Source records:
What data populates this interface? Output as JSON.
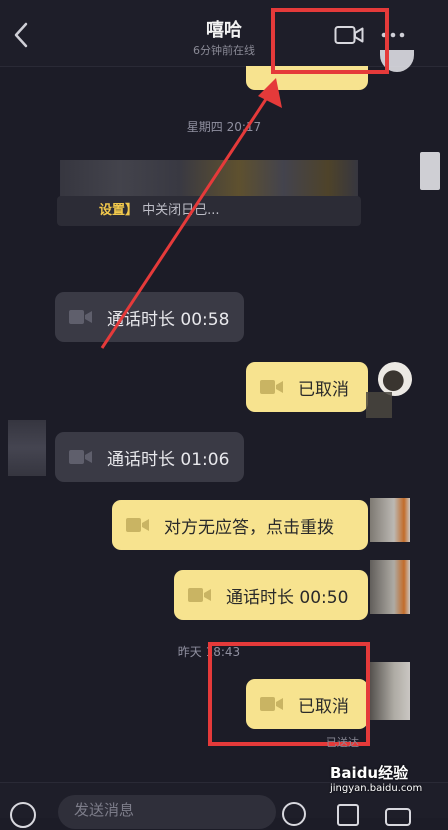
{
  "header": {
    "title": "嘻哈",
    "subtitle": "6分钟前在线"
  },
  "messages": {
    "ts_thursday": "星期四 20:17",
    "system_text_prefix": "设置】",
    "system_text_rest": "中关闭日己...",
    "call1": "通话时长 00:58",
    "cancel1": "已取消",
    "call2": "通话时长 01:06",
    "no_answer": "对方无应答，点击重拨",
    "call3": "通话时长 00:50",
    "ts_yesterday": "昨天 18:43",
    "cancel2": "已取消",
    "status_sent": "已送达"
  },
  "input": {
    "placeholder": "发送消息"
  },
  "watermark": {
    "brand": "Baidu经验",
    "url": "jingyan.baidu.com"
  },
  "colors": {
    "mine_bubble": "#f7e38f",
    "theirs_bubble": "#3a3a45",
    "annotation": "#e53a3a",
    "background": "#1c1c27"
  }
}
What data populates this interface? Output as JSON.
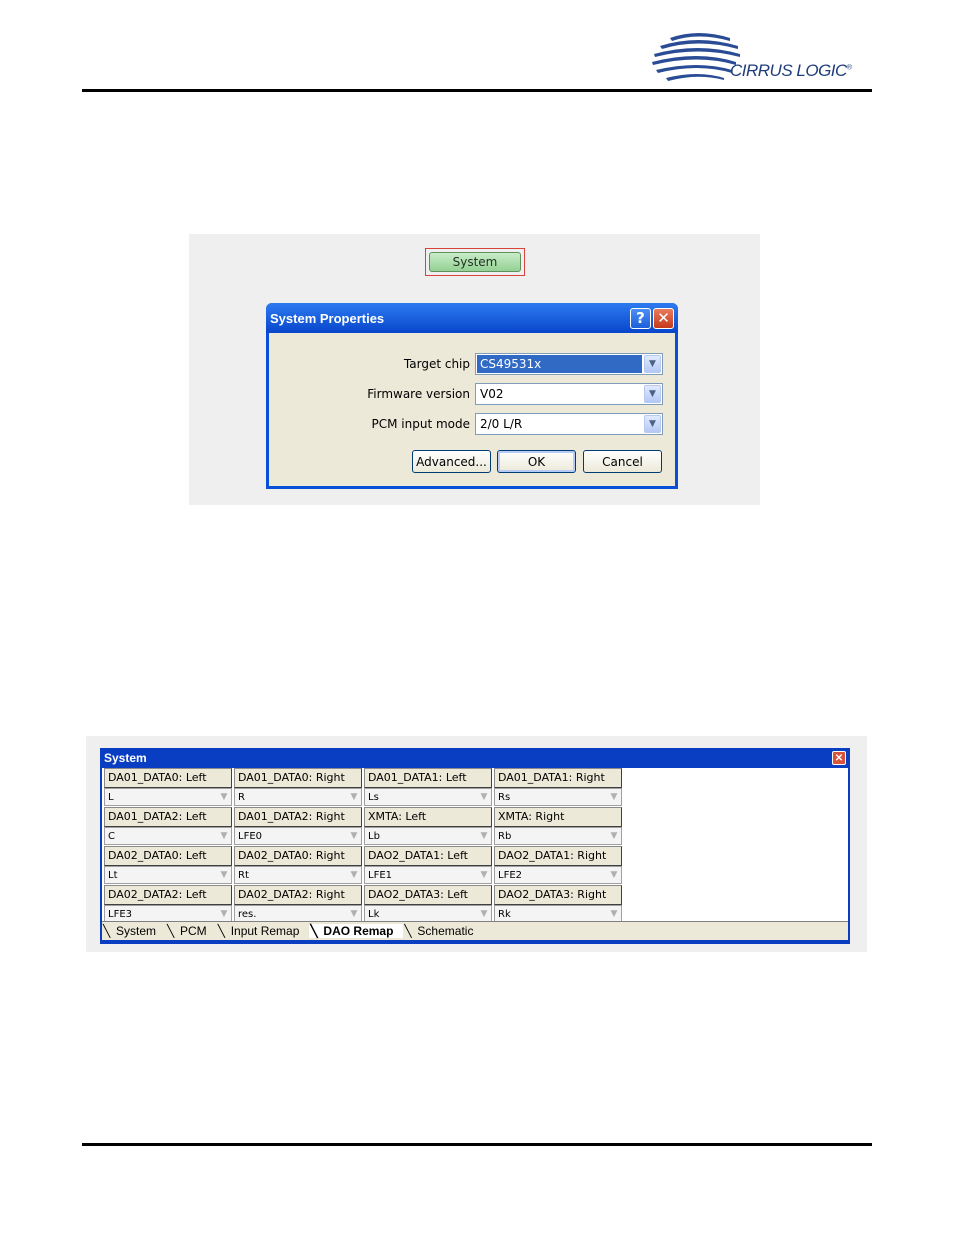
{
  "header": {
    "brand": "CIRRUS LOGIC",
    "trademark": "®"
  },
  "panel1": {
    "system_button_label": "System",
    "dialog": {
      "title": "System Properties",
      "help_label": "?",
      "close_label": "✕",
      "fields": [
        {
          "label": "Target chip",
          "value": "CS49531x",
          "selected": true
        },
        {
          "label": "Firmware version",
          "value": "V02",
          "selected": false
        },
        {
          "label": "PCM input mode",
          "value": "2/0 L/R",
          "selected": false
        }
      ],
      "buttons": {
        "advanced": "Advanced...",
        "ok": "OK",
        "cancel": "Cancel"
      }
    }
  },
  "panel2": {
    "title": "System",
    "close_label": "✕",
    "rows": [
      [
        {
          "header": "DA01_DATA0: Left",
          "value": "L"
        },
        {
          "header": "DA01_DATA0: Right",
          "value": "R"
        },
        {
          "header": "DA01_DATA1: Left",
          "value": "Ls"
        },
        {
          "header": "DA01_DATA1: Right",
          "value": "Rs"
        }
      ],
      [
        {
          "header": "DA01_DATA2: Left",
          "value": "C"
        },
        {
          "header": "DA01_DATA2: Right",
          "value": "LFE0"
        },
        {
          "header": "XMTA: Left",
          "value": "Lb"
        },
        {
          "header": "XMTA: Right",
          "value": "Rb"
        }
      ],
      [
        {
          "header": "DA02_DATA0: Left",
          "value": "Lt"
        },
        {
          "header": "DA02_DATA0: Right",
          "value": "Rt"
        },
        {
          "header": "DAO2_DATA1: Left",
          "value": "LFE1"
        },
        {
          "header": "DAO2_DATA1: Right",
          "value": "LFE2"
        }
      ],
      [
        {
          "header": "DA02_DATA2: Left",
          "value": "LFE3"
        },
        {
          "header": "DA02_DATA2: Right",
          "value": "res."
        },
        {
          "header": "DAO2_DATA3: Left",
          "value": "Lk"
        },
        {
          "header": "DAO2_DATA3: Right",
          "value": "Rk"
        }
      ]
    ],
    "tabs": [
      {
        "label": "System",
        "active": false
      },
      {
        "label": "PCM",
        "active": false
      },
      {
        "label": "Input Remap",
        "active": false
      },
      {
        "label": "DAO Remap",
        "active": true
      },
      {
        "label": "Schematic",
        "active": false
      }
    ]
  }
}
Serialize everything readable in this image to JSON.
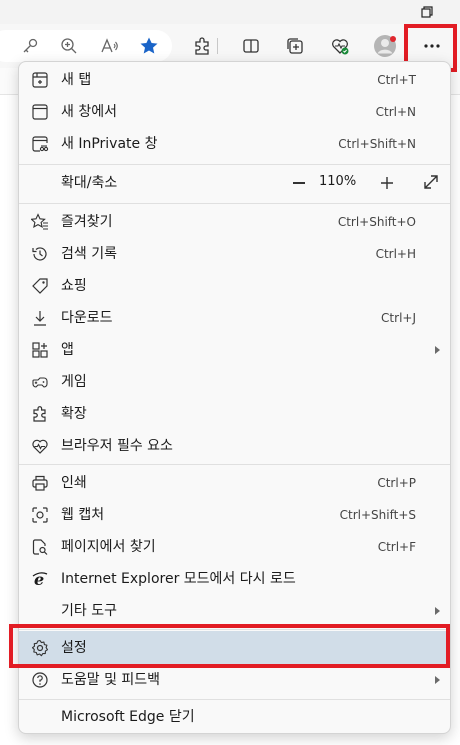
{
  "menu": {
    "new_tab": {
      "label": "새 탭",
      "shortcut": "Ctrl+T"
    },
    "new_window": {
      "label": "새 창에서",
      "shortcut": "Ctrl+N"
    },
    "new_inprivate": {
      "label": "새 InPrivate 창",
      "shortcut": "Ctrl+Shift+N"
    },
    "zoom": {
      "label": "확대/축소",
      "value": "110%"
    },
    "favorites": {
      "label": "즐겨찾기",
      "shortcut": "Ctrl+Shift+O"
    },
    "history": {
      "label": "검색 기록",
      "shortcut": "Ctrl+H"
    },
    "shopping": {
      "label": "쇼핑"
    },
    "downloads": {
      "label": "다운로드",
      "shortcut": "Ctrl+J"
    },
    "apps": {
      "label": "앱"
    },
    "games": {
      "label": "게임"
    },
    "extensions": {
      "label": "확장"
    },
    "browser_essentials": {
      "label": "브라우저 필수 요소"
    },
    "print": {
      "label": "인쇄",
      "shortcut": "Ctrl+P"
    },
    "web_capture": {
      "label": "웹 캡처",
      "shortcut": "Ctrl+Shift+S"
    },
    "find_on_page": {
      "label": "페이지에서 찾기",
      "shortcut": "Ctrl+F"
    },
    "ie_mode": {
      "label": "Internet Explorer 모드에서 다시 로드"
    },
    "more_tools": {
      "label": "기타 도구"
    },
    "settings": {
      "label": "설정"
    },
    "help_feedback": {
      "label": "도움말 및 피드백"
    },
    "close_edge": {
      "label": "Microsoft Edge 닫기"
    }
  },
  "colors": {
    "highlight": "#e21c24",
    "active_row": "#d1dde8",
    "favorite_star": "#1a64c8"
  }
}
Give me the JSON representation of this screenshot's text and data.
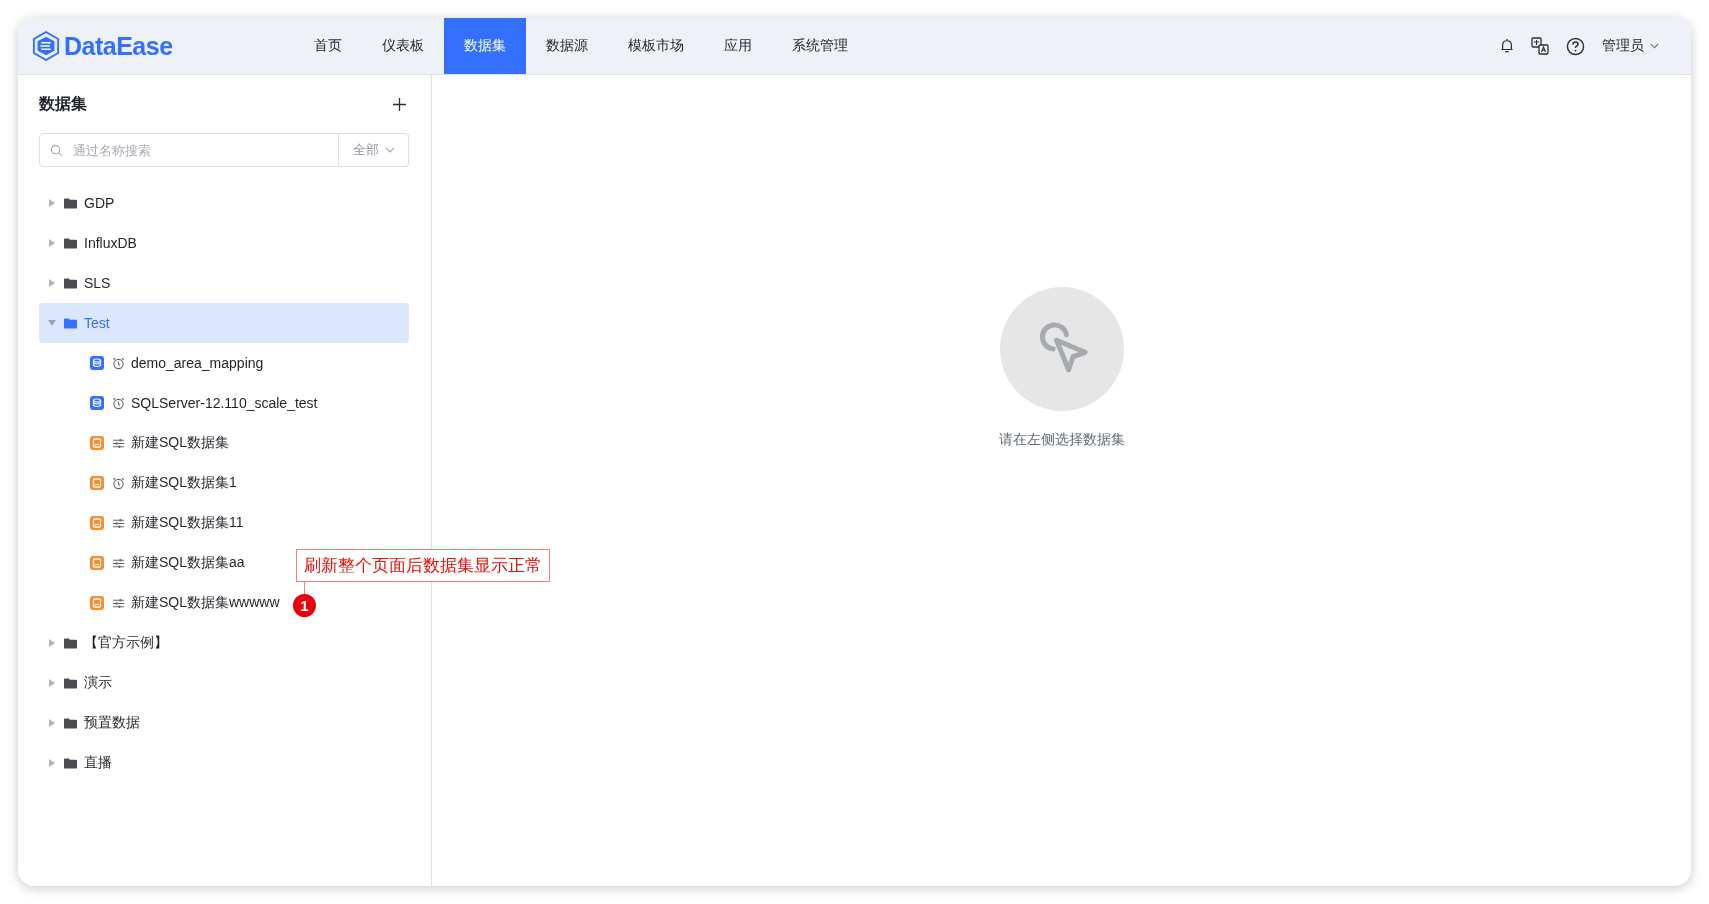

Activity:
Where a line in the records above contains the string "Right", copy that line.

Task answer:
          "header": "DA01_DATA0: Right",
          "header": "DA01_DATA1: Right",
          "header": "DA01_DATA2: Right",
          "header": "XMTA: Right",
          "header": "DA02_DATA0: Right",
          "header": "DAO2_DATA1: Right",
          "header": "DA02_DATA2: Right",
          "header": "DAO2_DATA3: Right",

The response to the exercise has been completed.